Alicia is a nurse and worked in Guadalajara for 10 years until circumstances prompted her to open her own convalescent care home. That was 20 years ago, and today, together with her husband, son, daughter, and son-in-law, the family owns five different care facilities. Four of them are located on the same street in La Floresta, and one is on the west side of Ajijic.
The monthly price of US$1,200 to $1,500 is determined by the size of the room you choose, and includes three meals a day, laundry service, daily room cleaning, WiFi throughout the homes, Vonage VOIP service to call relatives and friends, and cable TV with programs in English. Most rooms have their own private bath, but if a particular room does not, then a port-a-potty is wheeled in for nightly convenience.
Special personal attention is also given, such as help in bathing, should that be necessary. If you would like to meet friends for lunch, go to the theater in the evening, have a hair appointment at the beauty shop, or visit your doctor, all of this local transport is included in the monthly price.

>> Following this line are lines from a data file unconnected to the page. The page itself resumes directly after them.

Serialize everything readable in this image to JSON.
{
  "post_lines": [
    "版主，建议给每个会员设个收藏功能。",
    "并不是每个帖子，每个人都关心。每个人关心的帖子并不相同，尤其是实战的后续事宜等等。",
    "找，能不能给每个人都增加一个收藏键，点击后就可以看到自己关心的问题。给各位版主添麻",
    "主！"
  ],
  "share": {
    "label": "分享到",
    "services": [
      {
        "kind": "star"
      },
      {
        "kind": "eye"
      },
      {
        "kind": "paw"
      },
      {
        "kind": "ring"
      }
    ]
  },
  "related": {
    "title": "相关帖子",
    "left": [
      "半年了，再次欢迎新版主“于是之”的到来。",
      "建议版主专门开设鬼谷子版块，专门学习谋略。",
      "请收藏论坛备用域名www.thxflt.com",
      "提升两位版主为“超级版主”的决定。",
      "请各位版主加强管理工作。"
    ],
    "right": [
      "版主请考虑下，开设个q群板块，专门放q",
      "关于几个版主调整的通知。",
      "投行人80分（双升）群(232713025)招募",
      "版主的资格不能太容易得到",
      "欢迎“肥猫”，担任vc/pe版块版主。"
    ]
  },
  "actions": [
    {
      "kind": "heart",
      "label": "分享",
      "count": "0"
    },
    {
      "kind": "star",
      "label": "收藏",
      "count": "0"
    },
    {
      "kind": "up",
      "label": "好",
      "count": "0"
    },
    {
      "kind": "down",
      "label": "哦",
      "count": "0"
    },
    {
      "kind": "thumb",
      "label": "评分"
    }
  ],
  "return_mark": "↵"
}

Extra costs are charged for the adult diapers one might need as well as any personalized medicines, and of course, you must pay for your own doctor visits. Bills for these added services are itemized and sent via email at the end of each month. If you do not have a relationship with any local doctors, Alicia and her family work with many of them and will set this up for you. If you would like a more detailed assessment of how your loved one is doing, you may arrange for this service.
Payment for residency in one of Alicia's homes is made in advance monthly through one of their U.S.-based bank accounts, or the money may be wired directly to Mexico. If your family is also living in Mexico, they may arrange to drop off a personal check at the complex or pay at a local bank.
Levels of care
Alicia's complex consists of renovated personal houses, and will give you the feeling of living in a real home, not a faceless institution. Emphasis is on personalized care, and when I toured the facilities with Alejandro, he knew everyone by name.
Alicia offers three levels of care, depending on your needs. Assisted living is for those who are ambulatory and reasonably healthy but would like assistance in daily tasks like cooking meals, need a driver to get around, and want the assurance that should you fall or need help in any way, a staff of nurses and maids is in the home 24 hours a day.